Willey and I teach our girls life lessons. Here are a few examples:

  1. Beware of insecure people. They lack self-love and thus, have no love to  give to you.
  2. Cheap shoes are never worth the savings.
  3. Cheap razors, however, are a wise choice. They are disposable for a reason.

And a biggie:

Taxes are painful and  unavoidable. I illustrate this lesson kinesthetically using doughnuts. Here’s how it goes:

Ava gets her doughnut. She wordlessly hands it to me.

“Tax,” I proclaim, as I take a big bite.

I hand it back to her.

She eats the rest.

As in life, taxes are especially bitter when taken out of your bonus check.

To drive this home, Willey will take tax out of their steak dinners or fancy pasta dishes when we go out. If hangry, the girls are driven nearly to tears.

Hey, it’s for their own good.

“Tough love,” I think they call it.

What’s on the Menu?

I’m asked how the girls are taking the impending surgery. Here are their words:

June 12, 2010

-My mom is having surgery on Tuesday. I’m a little bit frightend but mommy said she would be alright. So, Ava and I have made a little menu for my mom with all different food and drinks when she’s in her bed. Her friends and our relletivs are coming over and helping us. I’m going to miss mommy. But when she’s up and around were going to play lots of board games and do math puzzles .My mom has done so much for me in the past that I’m not going to realy be used to all these people being with me.

Josie 🙂

June 12, 2010

My mom is having surgery on Tuesday.

I gave her my zu zu pet  so she could  press the nose  and it would make a noise so we could come running to her. We made a menu for her so she could pick what food she wanted. If  needed anything  more she would tell us.  There was coffee on the menu.  Diet coke, water, and  many other things. I feel a little scared because my mom is having surgery. But my mom is always brave.  I will have quit violin for a  little while.  But till my mom gets better we have to go back to violin.

Ava

I am grateful for the amazing outpouring of love, support and encouragement I am receiving from friends and family near and far, and from complete strangers I have met online via friends. It makes me want to be a better person.

I’m asked,”What do you think you are supposed to learn here?” Although I believe everything happens for a reason, I don’t think I have led a life of unhealthy habits I need to ameliorate, nor have I sustained any toxic relationships. I don’t think this is a wake up call, because there is no place in my life where I need to realign my actions to suit my goals.
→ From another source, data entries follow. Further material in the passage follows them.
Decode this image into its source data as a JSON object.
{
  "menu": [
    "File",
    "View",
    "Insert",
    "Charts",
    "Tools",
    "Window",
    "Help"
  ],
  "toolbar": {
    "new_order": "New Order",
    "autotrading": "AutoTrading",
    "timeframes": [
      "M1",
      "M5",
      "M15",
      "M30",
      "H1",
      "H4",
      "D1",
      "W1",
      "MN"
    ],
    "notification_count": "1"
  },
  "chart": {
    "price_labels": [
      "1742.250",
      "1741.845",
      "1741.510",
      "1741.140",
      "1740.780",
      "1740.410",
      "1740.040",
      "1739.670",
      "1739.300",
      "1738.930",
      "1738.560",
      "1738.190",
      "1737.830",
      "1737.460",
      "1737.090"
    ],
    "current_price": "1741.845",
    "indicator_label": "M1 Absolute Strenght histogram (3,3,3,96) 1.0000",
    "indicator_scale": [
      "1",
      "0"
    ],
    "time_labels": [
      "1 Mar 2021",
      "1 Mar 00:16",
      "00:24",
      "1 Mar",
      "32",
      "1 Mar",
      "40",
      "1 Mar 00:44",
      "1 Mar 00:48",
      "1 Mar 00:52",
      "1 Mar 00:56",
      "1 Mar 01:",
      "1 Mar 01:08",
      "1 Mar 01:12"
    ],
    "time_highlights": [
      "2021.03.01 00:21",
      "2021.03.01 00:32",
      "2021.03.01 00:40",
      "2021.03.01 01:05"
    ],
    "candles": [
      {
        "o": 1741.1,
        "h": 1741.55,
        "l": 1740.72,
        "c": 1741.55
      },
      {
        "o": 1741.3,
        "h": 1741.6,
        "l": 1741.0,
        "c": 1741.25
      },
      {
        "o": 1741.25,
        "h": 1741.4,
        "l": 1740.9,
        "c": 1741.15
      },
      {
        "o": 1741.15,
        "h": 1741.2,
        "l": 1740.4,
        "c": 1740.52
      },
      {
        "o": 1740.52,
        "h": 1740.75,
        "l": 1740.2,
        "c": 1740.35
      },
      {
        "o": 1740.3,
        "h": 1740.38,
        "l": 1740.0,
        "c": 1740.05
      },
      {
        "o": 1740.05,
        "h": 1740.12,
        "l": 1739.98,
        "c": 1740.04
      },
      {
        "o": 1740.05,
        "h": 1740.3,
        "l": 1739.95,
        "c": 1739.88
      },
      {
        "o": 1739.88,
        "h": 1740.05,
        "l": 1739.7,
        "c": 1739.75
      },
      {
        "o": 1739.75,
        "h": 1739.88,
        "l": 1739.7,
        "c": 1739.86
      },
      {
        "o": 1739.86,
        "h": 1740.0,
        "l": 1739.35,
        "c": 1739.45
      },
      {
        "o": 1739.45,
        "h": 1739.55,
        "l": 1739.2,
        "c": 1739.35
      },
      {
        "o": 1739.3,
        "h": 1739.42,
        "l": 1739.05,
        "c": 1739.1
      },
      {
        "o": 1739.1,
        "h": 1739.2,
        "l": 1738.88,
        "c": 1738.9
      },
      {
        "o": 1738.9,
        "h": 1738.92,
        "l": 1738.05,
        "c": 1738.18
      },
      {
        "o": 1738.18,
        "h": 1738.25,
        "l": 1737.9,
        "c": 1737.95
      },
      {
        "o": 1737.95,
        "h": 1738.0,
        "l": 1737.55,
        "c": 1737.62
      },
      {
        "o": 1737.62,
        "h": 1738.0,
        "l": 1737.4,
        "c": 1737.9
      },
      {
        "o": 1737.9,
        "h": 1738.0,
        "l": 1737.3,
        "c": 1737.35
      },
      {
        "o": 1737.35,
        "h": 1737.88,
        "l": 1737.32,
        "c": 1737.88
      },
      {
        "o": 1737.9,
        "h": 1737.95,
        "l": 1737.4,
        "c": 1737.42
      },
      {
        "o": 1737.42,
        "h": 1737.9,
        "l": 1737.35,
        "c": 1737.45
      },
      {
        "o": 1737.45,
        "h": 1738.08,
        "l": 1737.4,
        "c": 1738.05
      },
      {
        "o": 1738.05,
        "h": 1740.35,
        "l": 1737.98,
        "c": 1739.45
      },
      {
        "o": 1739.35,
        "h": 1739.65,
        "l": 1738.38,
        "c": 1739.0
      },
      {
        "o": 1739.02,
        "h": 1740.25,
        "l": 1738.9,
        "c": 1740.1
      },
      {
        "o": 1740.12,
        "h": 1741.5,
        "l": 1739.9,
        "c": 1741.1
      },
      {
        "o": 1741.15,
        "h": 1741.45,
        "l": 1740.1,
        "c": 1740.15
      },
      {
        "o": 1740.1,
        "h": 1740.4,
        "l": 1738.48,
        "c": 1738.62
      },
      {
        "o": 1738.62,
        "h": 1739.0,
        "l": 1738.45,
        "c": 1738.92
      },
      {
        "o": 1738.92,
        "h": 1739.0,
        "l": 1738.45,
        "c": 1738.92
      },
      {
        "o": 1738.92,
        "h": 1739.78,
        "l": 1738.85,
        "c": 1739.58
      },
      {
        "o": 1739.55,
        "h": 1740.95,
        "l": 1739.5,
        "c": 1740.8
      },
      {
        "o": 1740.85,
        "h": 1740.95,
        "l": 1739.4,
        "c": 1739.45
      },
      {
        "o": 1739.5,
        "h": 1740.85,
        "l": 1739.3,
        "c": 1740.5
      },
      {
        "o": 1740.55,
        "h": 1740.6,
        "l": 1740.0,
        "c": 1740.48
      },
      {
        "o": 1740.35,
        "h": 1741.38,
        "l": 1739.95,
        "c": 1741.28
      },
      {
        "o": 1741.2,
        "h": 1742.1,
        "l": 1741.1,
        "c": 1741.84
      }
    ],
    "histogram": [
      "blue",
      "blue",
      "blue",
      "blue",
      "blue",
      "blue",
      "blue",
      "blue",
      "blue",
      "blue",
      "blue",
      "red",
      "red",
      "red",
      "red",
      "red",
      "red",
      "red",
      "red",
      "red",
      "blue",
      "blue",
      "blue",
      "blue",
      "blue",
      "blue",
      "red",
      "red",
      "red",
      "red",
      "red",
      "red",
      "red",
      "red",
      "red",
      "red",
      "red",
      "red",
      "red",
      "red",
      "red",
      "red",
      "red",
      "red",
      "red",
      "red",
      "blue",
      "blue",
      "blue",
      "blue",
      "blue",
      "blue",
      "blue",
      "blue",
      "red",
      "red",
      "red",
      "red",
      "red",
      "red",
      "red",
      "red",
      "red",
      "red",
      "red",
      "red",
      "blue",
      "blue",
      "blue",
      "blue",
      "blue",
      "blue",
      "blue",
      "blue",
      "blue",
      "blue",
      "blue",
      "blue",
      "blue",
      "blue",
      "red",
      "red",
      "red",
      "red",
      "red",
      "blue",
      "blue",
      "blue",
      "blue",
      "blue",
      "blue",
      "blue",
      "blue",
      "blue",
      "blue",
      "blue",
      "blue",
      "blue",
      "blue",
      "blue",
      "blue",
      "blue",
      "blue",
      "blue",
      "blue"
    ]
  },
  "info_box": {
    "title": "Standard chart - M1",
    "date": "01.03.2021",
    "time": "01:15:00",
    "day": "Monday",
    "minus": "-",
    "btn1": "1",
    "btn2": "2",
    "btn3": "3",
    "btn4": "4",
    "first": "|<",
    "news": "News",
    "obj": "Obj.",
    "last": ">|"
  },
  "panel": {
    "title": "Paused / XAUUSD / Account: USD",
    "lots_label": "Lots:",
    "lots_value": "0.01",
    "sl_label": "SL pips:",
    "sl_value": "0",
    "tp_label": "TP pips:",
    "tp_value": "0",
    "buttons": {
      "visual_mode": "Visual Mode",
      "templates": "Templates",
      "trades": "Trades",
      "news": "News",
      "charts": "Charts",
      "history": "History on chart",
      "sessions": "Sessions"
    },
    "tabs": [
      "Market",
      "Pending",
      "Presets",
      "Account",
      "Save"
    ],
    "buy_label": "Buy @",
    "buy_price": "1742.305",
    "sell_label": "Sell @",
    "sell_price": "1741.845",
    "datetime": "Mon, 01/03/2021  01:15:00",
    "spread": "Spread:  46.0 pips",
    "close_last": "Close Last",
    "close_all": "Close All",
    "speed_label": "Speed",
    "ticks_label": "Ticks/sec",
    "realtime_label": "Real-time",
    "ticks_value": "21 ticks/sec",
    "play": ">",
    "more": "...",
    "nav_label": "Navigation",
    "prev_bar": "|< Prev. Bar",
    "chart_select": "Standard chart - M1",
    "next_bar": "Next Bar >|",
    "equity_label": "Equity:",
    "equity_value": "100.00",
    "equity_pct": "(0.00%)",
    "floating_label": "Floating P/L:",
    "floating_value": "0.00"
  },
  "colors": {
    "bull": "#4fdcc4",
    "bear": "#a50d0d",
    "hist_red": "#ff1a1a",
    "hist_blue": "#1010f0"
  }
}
I do, however, feel a renewed sense of appreciation for people in general, for the importance of health and responsibility. I always considered myself to be a strong person, but  I’m having my mom sew a giant “S” on a blue nylon shirt after my recovery. Willey is making the cape.

On Friday, I had a 9am appointment with my plastic surgeon and a “check engine” light came on in my car.  My first thought was, “On top of everything….my classes, and my surgery … my car now?”  I was in Scottsdale and wondered if it was safe to drive. I completed my appointment (they took the “before” pictures and had me sign papers acknowledging all the risks of surgery, including infection, asymmetry, the need for more surgery, etc.).  Suddenly, I felt as if I was  being challenged. Someone or something was testing me to see when I would break. I will not break!

So I go home, find a mechanic with great reviews online, pack Josie’s swimsuit and towel, go to the mechanic, learn I have to go to a different mechanic sometime next week (it’s probably the o2 sensor), pick up the girls from summer school, drop Josie off to her playdate, have a date with Ava at the mall, go home, make dinner, get ready to go out with some friends and chat with the husband before I leave.  I had a wonderful evening talking and laughing with a group of strong, beautiful women.

I’m ready.


“Life is what happens to you when you’re busy making other plans.”  John Lennon